Page and application data records
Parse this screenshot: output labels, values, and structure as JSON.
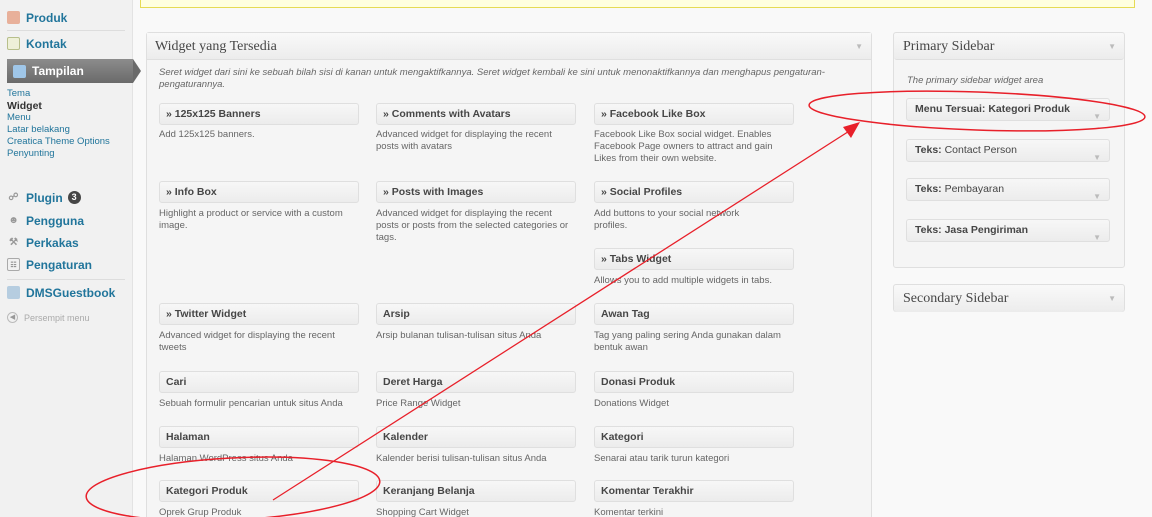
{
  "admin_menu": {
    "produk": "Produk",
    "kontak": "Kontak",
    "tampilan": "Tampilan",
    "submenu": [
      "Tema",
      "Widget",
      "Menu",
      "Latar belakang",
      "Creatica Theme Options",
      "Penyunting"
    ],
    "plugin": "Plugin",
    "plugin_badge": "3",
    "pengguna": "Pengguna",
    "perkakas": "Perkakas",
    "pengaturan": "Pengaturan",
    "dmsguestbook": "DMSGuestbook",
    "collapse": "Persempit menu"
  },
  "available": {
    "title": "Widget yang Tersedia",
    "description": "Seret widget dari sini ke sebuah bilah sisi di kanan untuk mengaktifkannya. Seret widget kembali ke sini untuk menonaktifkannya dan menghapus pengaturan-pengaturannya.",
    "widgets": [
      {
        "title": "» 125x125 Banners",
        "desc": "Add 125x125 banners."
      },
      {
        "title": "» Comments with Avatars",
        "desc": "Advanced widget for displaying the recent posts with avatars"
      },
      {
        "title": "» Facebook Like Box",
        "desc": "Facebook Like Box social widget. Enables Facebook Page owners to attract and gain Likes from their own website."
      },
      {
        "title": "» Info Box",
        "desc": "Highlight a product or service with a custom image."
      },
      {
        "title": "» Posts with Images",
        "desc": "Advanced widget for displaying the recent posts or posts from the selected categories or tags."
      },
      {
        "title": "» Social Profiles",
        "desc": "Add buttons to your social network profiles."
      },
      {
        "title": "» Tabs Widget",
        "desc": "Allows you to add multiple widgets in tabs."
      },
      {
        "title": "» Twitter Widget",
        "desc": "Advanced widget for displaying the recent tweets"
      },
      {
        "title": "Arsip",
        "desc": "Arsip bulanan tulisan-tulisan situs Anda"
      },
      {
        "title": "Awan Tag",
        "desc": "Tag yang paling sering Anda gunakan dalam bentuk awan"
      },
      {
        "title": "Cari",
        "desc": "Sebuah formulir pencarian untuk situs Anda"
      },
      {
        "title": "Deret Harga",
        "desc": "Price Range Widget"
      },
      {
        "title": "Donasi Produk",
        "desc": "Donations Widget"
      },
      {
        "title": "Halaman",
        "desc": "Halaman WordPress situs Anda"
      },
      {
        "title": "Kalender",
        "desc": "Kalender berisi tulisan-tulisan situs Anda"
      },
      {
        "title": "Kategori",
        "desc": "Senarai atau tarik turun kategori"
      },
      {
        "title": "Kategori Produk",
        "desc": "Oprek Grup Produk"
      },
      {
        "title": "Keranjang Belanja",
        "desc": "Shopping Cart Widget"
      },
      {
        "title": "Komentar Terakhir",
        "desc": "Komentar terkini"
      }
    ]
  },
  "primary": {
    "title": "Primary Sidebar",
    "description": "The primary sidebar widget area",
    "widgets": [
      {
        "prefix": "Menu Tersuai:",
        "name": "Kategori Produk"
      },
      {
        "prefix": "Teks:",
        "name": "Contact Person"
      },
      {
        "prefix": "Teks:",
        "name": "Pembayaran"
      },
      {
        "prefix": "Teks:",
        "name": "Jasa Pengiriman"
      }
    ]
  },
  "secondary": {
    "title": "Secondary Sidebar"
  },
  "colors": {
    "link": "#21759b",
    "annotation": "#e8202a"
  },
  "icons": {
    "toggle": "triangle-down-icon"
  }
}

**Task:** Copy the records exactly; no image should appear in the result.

**Response to this task:**
Parse this screenshot: output labels, values, and structure as JSON.
{
  "admin_menu": {
    "produk": "Produk",
    "kontak": "Kontak",
    "tampilan": "Tampilan",
    "submenu": [
      "Tema",
      "Widget",
      "Menu",
      "Latar belakang",
      "Creatica Theme Options",
      "Penyunting"
    ],
    "plugin": "Plugin",
    "plugin_badge": "3",
    "pengguna": "Pengguna",
    "perkakas": "Perkakas",
    "pengaturan": "Pengaturan",
    "dmsguestbook": "DMSGuestbook",
    "collapse": "Persempit menu"
  },
  "available": {
    "title": "Widget yang Tersedia",
    "description": "Seret widget dari sini ke sebuah bilah sisi di kanan untuk mengaktifkannya. Seret widget kembali ke sini untuk menonaktifkannya dan menghapus pengaturan-pengaturannya.",
    "widgets": [
      {
        "title": "» 125x125 Banners",
        "desc": "Add 125x125 banners."
      },
      {
        "title": "» Comments with Avatars",
        "desc": "Advanced widget for displaying the recent posts with avatars"
      },
      {
        "title": "» Facebook Like Box",
        "desc": "Facebook Like Box social widget. Enables Facebook Page owners to attract and gain Likes from their own website."
      },
      {
        "title": "» Info Box",
        "desc": "Highlight a product or service with a custom image."
      },
      {
        "title": "» Posts with Images",
        "desc": "Advanced widget for displaying the recent posts or posts from the selected categories or tags."
      },
      {
        "title": "» Social Profiles",
        "desc": "Add buttons to your social network profiles."
      },
      {
        "title": "» Tabs Widget",
        "desc": "Allows you to add multiple widgets in tabs."
      },
      {
        "title": "» Twitter Widget",
        "desc": "Advanced widget for displaying the recent tweets"
      },
      {
        "title": "Arsip",
        "desc": "Arsip bulanan tulisan-tulisan situs Anda"
      },
      {
        "title": "Awan Tag",
        "desc": "Tag yang paling sering Anda gunakan dalam bentuk awan"
      },
      {
        "title": "Cari",
        "desc": "Sebuah formulir pencarian untuk situs Anda"
      },
      {
        "title": "Deret Harga",
        "desc": "Price Range Widget"
      },
      {
        "title": "Donasi Produk",
        "desc": "Donations Widget"
      },
      {
        "title": "Halaman",
        "desc": "Halaman WordPress situs Anda"
      },
      {
        "title": "Kalender",
        "desc": "Kalender berisi tulisan-tulisan situs Anda"
      },
      {
        "title": "Kategori",
        "desc": "Senarai atau tarik turun kategori"
      },
      {
        "title": "Kategori Produk",
        "desc": "Oprek Grup Produk"
      },
      {
        "title": "Keranjang Belanja",
        "desc": "Shopping Cart Widget"
      },
      {
        "title": "Komentar Terakhir",
        "desc": "Komentar terkini"
      }
    ]
  },
  "primary": {
    "title": "Primary Sidebar",
    "description": "The primary sidebar widget area",
    "widgets": [
      {
        "prefix": "Menu Tersuai:",
        "name": "Kategori Produk"
      },
      {
        "prefix": "Teks:",
        "name": "Contact Person"
      },
      {
        "prefix": "Teks:",
        "name": "Pembayaran"
      },
      {
        "prefix": "Teks:",
        "name": "Jasa Pengiriman"
      }
    ]
  },
  "secondary": {
    "title": "Secondary Sidebar"
  },
  "colors": {
    "link": "#21759b",
    "annotation": "#e8202a"
  },
  "icons": {
    "toggle": "triangle-down-icon"
  }
}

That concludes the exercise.